Observation and reflection:
One cannot over emphasise the importance of reflection upon creative practice. Like any muscle or skill, its important we take time to practice our skills of critical analysis and reflection, observation, and evaluation. Continue reading
Experiments and studies through Jackson Pollock’s ‘pour’ paintings.
Having stumbled once again upon Jackson Pollock’s late ‘pour’ paintings whilst preparing an Art History lecture in which I will discuss his later – evolved style, I was immediately struck once again with their immediacy, rawness and fluidity of mark. Continue reading
The painting surface is a much more sparsely populated space with a more disciplined application of pigment. The tar-like black enamel paint (often applied using a turkey baster) pools onto, and bleeds into the un-primed canvas creating rich variations in texture and mark. Pollock’s wife, and fellow abstract painter Lee Krasner described these pieces as ‘painting with the immediacy of drawing… a new category’, a fitting analogy that closely captures the paintings direct and transient nature.
Painting with the immediacy of drawing: 15th March 2016
Painting with the immediacy of drawing:
There are some interesting elements arising from the continuous exploration and development of the ‘synthesis studies’:
For a long time now I have identified in myself a predisposition to get easily sidetracked and distracted, a penchant perhaps to intellectually ‘wonder off’. A habit I have long since been aware of, and indeed referenced numerous times in new year resolutions, (see my Continue reading
Painting offers a way of working through an idea. Especially when working through a monochromatic palette without the distraction of colour. Even mindless painting without a clear agenda or goal insight will often generate something poignant or worthy of further exploration. 11th January 2017
I have long since admired Drawing’s immediate nature, Continue reading
20/01/2017: 15:05 Continue reading
Below are a series of observations obtained during the recent collaboration on ‘The Landscape Scrambler’ project. Some are more closely associated with the nature of this particular project itself, whilst others, I hope, are more general observations upon the nature of improvisation. Continue reading
Observations from a recent meeting:
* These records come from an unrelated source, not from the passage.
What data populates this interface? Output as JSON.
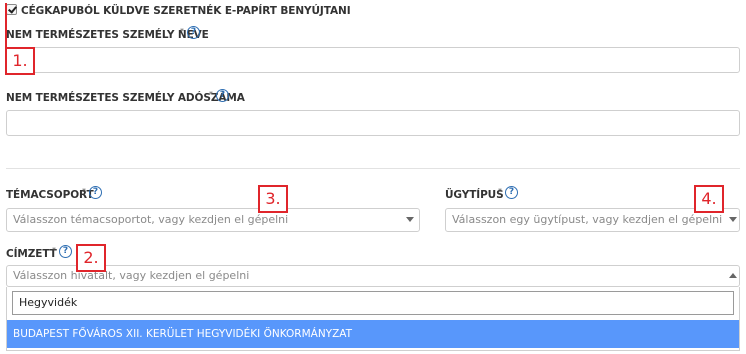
{
  "form": {
    "cegkapu_checkbox_label": "CÉGKAPUBÓL KÜLDVE SZERETNÉK E-PAPÍRT BENYÚJTANI",
    "cegkapu_checked": true,
    "entity_name_label": "NEM TERMÉSZETES SZEMÉLY NEVE",
    "entity_name_value": "",
    "tax_number_label": "NEM TERMÉSZETES SZEMÉLY ADÓSZÁMA",
    "tax_number_value": "",
    "required_mark": "*",
    "help_glyph": "?",
    "topic_group_label": "TÉMACSOPORT",
    "topic_group_placeholder": "Válasszon témacsoportot, vagy kezdjen el gépelni",
    "case_type_label": "ÜGYTÍPUS",
    "case_type_placeholder": "Válasszon egy ügytípust, vagy kezdjen el gépelni",
    "recipient_label": "CÍMZETT",
    "recipient_placeholder": "Válasszon hivatalt, vagy kezdjen el gépelni",
    "recipient_search_value": "Hegyvidék",
    "recipient_options": [
      "BUDAPEST FŐVÁROS XII. KERÜLET HEGYVIDÉKI ÖNKORMÁNYZAT"
    ]
  },
  "annotations": [
    "1.",
    "2.",
    "3.",
    "4."
  ],
  "colors": {
    "annotation_red": "#e0252b",
    "help_blue": "#2f6fb3",
    "highlight_option": "#5897fb"
  },
  "icons": {
    "help": "question-circle-icon",
    "select_arrow": "caret-down-icon",
    "select_open_arrow": "caret-up-icon"
  }
}
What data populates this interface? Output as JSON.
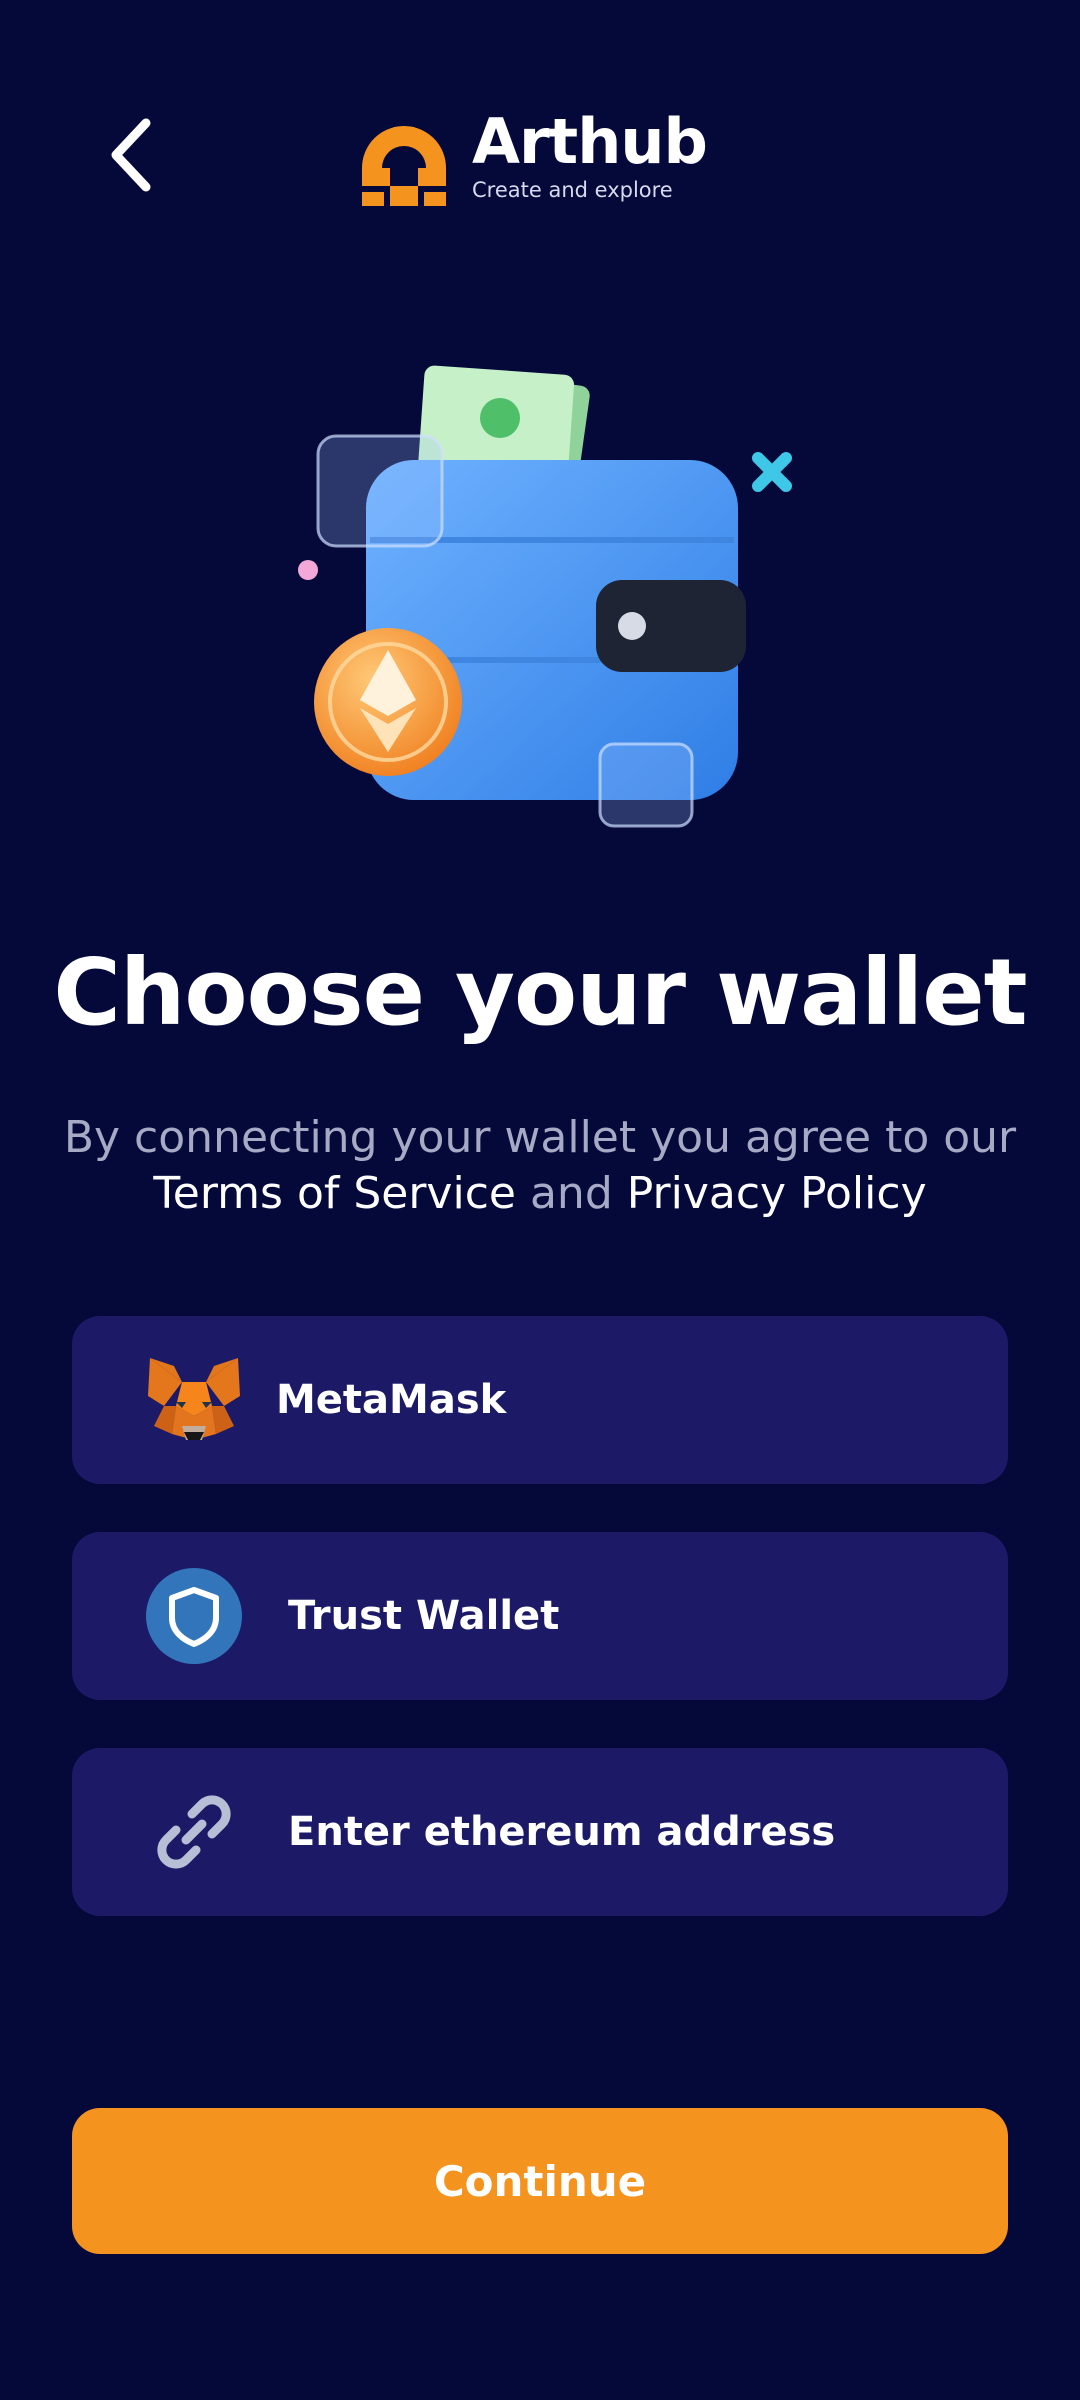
{
  "header": {
    "back_icon": "chevron-left-icon",
    "brand": {
      "name": "Arthub",
      "tagline": "Create and explore",
      "logo_icon": "arthub-logo",
      "logo_color": "#f5931f"
    }
  },
  "hero": {
    "illustration": "wallet-illustration"
  },
  "main": {
    "title": "Choose your wallet",
    "subtitle": {
      "prefix": "By connecting your wallet you agree to our",
      "terms_link": "Terms of Service",
      "joiner": "and",
      "privacy_link": "Privacy Policy"
    }
  },
  "wallet_options": [
    {
      "label": "MetaMask",
      "icon": "metamask-fox-icon"
    },
    {
      "label": "Trust Wallet",
      "icon": "trust-wallet-shield-icon"
    },
    {
      "label": "Enter ethereum address",
      "icon": "link-icon"
    }
  ],
  "footer": {
    "continue_label": "Continue"
  },
  "colors": {
    "background": "#05093a",
    "option_background": "#1c1a66",
    "accent": "#f5931f",
    "muted_text": "#a7aac4"
  }
}
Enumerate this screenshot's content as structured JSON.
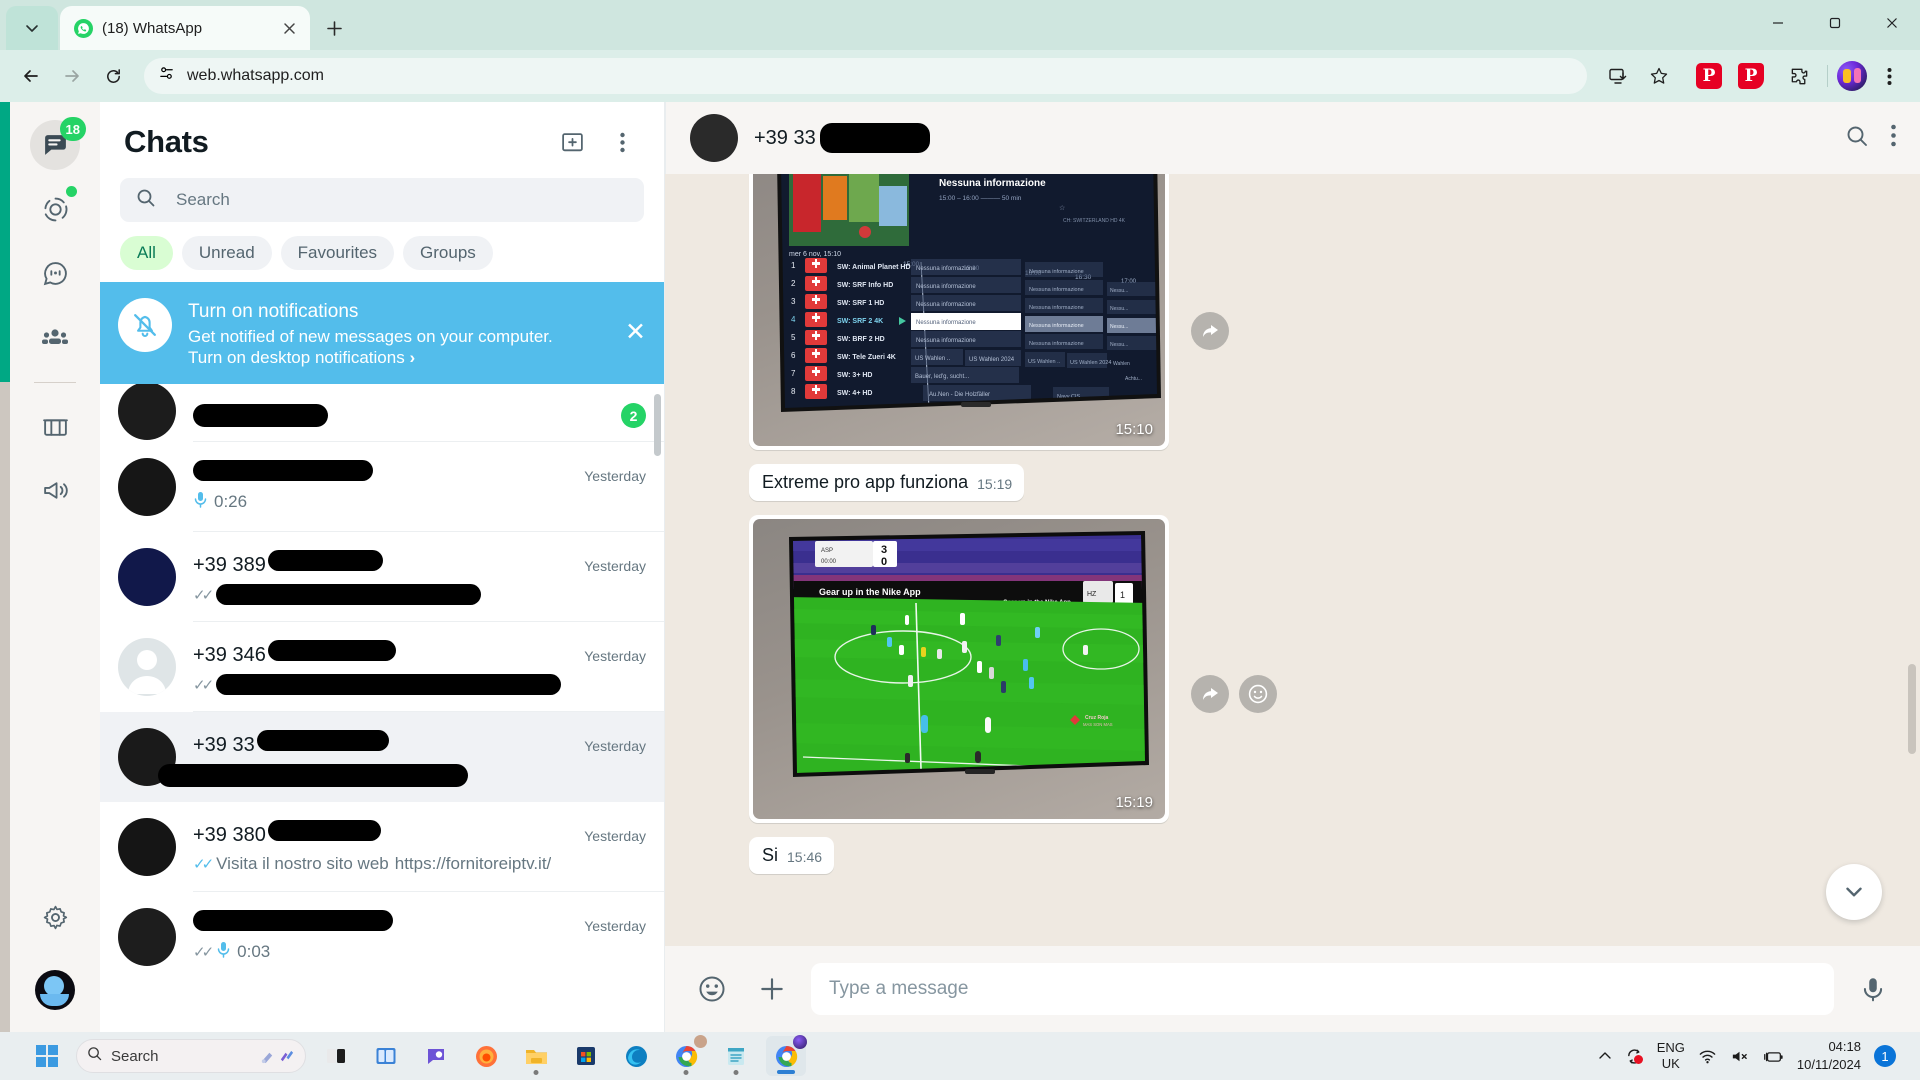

- A good research project should sought to ‘plug the gap’ left by existing research. The key is identifying the gap in the theoretical and historical framework of a particular field.